There are other potential downsides to trying to legislate for the internet. Free speech advocates have warned of the slippery slope of policing content.
The US's controversial "Section 230" makes companies liable for user-generated content that could be linked to human trafficking and coerced sex work. In practice, this has led to overzealous self-policing and made the internet more dangerous for sex workers.
However, children's charities have commended the Ofcom move. "Tech giants will only do all that they should to stop groomers abusing children on their sites if the penalties for failure are game-changing," said NSPCC CEO Peter Wanless.
Well, well, well. Fancy that. UK.gov shelves planned pr0n blockREAD MORE
"Ministers must now move urgently to get a proactive duty of care onto the statute books that gives Ofcom the powers to lift up the bonnet on social networks, impose hefty fines on rogue companies and hold named directors criminally accountable for putting children at risk."
Other countries have tried taking an increasingly litigious approach to the web. Germany introduced the NetzDG Law in 2018, which means social media platforms with more than two million registered German users have to review and remove illegal content within 24 hours of being posted or be stung with fines of up to €5m (£4.2m).
Australia passed the Sharing of Abhorrent Violent Material Act in April 2019, introducing criminal penalties for social media companies, potential jail sentences for tech executives of up to three years, and financial penalties worth up to 10 per cent of a company's global turnover.

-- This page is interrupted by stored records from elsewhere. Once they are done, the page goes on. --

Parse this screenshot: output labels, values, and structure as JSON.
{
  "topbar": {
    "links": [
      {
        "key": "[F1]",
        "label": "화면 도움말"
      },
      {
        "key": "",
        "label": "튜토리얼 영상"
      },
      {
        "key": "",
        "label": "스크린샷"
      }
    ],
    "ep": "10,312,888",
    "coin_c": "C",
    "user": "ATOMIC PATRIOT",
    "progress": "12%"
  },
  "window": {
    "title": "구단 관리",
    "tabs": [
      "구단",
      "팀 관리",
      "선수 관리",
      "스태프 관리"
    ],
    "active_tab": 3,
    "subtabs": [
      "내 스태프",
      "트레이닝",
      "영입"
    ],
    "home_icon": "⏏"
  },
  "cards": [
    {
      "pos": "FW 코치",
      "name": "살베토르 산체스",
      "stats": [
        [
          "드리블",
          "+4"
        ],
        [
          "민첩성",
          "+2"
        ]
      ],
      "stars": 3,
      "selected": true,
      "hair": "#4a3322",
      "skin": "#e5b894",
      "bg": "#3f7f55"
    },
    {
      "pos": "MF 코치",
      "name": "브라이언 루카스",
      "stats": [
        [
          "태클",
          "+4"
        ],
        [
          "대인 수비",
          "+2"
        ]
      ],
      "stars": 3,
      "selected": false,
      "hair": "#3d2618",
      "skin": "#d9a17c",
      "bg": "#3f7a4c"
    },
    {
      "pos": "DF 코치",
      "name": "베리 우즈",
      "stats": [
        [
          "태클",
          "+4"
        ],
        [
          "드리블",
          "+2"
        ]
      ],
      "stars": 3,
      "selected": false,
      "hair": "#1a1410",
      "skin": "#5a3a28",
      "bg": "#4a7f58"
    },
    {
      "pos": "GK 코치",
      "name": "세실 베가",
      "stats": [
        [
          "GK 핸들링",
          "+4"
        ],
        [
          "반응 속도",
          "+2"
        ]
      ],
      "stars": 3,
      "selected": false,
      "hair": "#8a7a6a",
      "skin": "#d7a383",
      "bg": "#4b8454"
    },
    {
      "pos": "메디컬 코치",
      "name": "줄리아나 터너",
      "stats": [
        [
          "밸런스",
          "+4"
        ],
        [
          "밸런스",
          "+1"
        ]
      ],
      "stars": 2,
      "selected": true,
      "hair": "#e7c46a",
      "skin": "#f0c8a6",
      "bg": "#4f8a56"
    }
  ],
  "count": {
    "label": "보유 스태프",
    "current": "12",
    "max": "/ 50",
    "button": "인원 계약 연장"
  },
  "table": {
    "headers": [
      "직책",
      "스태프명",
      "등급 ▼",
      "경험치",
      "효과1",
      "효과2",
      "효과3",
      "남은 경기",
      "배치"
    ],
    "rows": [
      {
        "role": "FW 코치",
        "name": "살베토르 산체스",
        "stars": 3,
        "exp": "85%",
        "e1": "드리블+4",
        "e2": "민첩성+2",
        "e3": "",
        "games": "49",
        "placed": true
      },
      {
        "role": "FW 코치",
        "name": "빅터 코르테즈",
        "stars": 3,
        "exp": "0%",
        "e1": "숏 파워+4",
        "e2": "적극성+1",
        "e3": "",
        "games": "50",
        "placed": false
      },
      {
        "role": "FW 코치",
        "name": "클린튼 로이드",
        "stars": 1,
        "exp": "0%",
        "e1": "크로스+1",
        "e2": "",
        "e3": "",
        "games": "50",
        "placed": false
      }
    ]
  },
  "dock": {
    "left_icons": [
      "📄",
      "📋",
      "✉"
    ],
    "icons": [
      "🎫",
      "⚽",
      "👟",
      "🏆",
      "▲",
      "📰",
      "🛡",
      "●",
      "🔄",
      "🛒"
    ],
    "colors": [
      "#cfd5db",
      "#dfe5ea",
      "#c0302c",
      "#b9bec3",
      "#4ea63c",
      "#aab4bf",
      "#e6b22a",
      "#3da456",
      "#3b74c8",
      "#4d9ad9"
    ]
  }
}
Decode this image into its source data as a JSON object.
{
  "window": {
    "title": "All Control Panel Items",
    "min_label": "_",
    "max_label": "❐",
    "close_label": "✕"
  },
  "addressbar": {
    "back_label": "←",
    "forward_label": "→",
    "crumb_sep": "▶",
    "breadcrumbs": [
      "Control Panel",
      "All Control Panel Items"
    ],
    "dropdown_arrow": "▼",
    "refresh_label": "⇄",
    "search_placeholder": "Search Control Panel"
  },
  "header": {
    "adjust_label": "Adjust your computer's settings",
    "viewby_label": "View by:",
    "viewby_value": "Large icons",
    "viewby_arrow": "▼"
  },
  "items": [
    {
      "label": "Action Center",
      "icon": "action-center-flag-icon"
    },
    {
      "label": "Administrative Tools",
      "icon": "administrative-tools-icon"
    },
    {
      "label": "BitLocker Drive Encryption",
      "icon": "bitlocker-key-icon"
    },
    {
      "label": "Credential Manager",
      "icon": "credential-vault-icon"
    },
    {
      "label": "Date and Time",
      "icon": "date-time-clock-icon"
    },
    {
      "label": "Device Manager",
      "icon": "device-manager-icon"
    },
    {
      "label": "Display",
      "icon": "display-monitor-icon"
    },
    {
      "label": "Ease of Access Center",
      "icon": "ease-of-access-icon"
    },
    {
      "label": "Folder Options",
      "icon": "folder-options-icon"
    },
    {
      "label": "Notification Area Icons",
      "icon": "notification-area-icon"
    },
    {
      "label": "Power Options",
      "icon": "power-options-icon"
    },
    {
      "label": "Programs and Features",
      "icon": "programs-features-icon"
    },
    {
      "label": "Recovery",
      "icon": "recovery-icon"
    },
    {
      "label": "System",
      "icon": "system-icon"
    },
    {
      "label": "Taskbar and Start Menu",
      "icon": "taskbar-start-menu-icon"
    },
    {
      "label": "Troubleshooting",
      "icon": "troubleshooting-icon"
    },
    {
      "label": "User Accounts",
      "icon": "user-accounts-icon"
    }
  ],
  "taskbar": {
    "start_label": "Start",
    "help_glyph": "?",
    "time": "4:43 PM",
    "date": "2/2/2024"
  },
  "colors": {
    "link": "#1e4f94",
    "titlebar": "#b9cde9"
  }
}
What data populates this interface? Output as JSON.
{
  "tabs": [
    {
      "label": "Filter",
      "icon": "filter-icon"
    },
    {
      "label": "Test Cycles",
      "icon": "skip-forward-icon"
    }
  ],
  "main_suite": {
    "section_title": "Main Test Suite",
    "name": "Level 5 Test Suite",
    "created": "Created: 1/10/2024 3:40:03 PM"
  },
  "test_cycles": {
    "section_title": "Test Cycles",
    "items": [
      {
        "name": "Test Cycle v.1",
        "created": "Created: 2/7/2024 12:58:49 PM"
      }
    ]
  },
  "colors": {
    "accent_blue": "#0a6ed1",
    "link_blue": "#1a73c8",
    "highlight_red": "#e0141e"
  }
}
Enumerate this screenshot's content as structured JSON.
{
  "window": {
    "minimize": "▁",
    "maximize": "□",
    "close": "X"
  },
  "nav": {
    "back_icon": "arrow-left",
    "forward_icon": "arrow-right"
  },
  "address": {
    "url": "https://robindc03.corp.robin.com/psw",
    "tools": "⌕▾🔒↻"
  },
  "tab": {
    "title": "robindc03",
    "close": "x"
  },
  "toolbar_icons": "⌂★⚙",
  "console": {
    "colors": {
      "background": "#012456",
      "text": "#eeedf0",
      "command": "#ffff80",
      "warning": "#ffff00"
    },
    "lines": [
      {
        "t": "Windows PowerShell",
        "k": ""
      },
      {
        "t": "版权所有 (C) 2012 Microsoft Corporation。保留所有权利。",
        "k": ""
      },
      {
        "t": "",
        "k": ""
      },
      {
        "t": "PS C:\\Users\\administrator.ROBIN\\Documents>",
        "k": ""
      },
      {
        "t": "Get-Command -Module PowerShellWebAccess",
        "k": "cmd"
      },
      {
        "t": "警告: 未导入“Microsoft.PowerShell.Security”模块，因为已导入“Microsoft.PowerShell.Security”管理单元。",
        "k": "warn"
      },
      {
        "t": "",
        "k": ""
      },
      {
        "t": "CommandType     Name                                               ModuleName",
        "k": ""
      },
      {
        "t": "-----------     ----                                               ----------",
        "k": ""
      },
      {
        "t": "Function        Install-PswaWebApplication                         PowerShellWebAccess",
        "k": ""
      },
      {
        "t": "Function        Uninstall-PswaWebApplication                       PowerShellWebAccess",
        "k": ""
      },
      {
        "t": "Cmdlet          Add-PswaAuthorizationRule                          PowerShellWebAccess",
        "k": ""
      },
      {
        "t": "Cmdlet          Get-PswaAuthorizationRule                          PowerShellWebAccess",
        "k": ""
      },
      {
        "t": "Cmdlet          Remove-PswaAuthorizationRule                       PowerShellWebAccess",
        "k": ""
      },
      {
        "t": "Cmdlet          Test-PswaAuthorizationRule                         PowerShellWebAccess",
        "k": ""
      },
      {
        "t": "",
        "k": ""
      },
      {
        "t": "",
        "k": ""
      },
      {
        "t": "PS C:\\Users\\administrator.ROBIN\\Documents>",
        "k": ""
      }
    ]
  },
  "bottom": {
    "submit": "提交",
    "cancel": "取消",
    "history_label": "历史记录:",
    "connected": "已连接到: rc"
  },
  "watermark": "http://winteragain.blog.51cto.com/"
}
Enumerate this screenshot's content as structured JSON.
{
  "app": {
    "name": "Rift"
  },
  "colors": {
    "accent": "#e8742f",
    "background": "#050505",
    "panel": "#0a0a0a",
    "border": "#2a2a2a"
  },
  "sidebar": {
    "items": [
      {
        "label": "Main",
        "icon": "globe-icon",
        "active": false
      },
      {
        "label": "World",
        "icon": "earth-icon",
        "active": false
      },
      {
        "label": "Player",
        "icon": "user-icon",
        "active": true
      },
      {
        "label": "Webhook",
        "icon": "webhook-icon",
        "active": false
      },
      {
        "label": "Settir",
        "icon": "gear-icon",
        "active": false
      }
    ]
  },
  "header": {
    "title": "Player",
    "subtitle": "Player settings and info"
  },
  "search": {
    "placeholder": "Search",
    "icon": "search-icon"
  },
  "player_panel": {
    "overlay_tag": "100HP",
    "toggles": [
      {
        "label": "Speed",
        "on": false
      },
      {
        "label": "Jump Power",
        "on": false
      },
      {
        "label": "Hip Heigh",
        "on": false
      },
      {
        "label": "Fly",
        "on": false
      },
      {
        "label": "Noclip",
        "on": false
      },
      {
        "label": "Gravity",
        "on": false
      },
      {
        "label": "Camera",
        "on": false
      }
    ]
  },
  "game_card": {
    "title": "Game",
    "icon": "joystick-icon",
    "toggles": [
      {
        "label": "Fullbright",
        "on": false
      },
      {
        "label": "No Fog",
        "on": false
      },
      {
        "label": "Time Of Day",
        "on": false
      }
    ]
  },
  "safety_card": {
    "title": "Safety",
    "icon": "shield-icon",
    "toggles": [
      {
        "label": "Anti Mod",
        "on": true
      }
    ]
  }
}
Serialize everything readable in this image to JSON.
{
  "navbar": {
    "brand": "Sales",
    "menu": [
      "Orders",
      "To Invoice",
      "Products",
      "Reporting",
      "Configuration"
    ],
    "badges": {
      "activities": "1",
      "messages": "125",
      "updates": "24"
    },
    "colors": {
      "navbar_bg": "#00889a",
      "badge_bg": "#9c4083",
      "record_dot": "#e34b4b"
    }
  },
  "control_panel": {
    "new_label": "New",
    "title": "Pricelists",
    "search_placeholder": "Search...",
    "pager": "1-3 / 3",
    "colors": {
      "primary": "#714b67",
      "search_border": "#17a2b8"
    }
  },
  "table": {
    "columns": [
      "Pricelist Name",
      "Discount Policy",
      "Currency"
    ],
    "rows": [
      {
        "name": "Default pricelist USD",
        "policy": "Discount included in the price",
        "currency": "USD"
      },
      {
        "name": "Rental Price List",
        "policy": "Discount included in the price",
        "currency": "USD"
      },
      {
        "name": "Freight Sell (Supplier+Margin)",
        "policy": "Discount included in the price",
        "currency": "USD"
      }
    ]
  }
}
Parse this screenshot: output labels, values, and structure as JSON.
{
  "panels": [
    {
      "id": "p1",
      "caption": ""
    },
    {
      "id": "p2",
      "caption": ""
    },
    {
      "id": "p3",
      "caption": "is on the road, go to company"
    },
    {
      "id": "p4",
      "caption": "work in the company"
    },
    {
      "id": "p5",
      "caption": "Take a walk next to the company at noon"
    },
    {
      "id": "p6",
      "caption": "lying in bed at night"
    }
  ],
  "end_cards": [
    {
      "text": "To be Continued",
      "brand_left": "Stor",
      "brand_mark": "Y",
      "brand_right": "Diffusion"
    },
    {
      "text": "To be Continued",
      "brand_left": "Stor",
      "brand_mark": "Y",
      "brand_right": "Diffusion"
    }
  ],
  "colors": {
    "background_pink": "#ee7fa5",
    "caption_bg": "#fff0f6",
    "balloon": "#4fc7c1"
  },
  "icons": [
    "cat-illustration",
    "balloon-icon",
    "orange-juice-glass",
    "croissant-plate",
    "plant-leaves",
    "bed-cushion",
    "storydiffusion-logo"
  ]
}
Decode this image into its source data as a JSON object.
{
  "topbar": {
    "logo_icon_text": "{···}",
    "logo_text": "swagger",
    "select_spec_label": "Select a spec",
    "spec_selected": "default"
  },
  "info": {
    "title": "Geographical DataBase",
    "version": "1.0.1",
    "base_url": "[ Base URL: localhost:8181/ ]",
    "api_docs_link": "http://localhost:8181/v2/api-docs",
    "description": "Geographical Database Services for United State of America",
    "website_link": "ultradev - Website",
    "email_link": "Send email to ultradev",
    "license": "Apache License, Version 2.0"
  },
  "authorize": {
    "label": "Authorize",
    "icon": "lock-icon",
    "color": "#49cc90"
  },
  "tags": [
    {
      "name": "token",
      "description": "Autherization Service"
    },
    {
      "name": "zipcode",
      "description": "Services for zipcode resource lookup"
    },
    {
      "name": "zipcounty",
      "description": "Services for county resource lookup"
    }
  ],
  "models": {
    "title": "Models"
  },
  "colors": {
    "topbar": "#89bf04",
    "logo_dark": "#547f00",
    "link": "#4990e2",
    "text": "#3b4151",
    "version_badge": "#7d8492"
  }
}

There are fears that such policing would be expensive to enforce and end up increasing barriers to entry for internet startups. The likes of Facebook and YouTube are able to employ thousands of content moderators. This could end up further cementing the supremacy of the big five – another hot regulatory topic in Europe. ®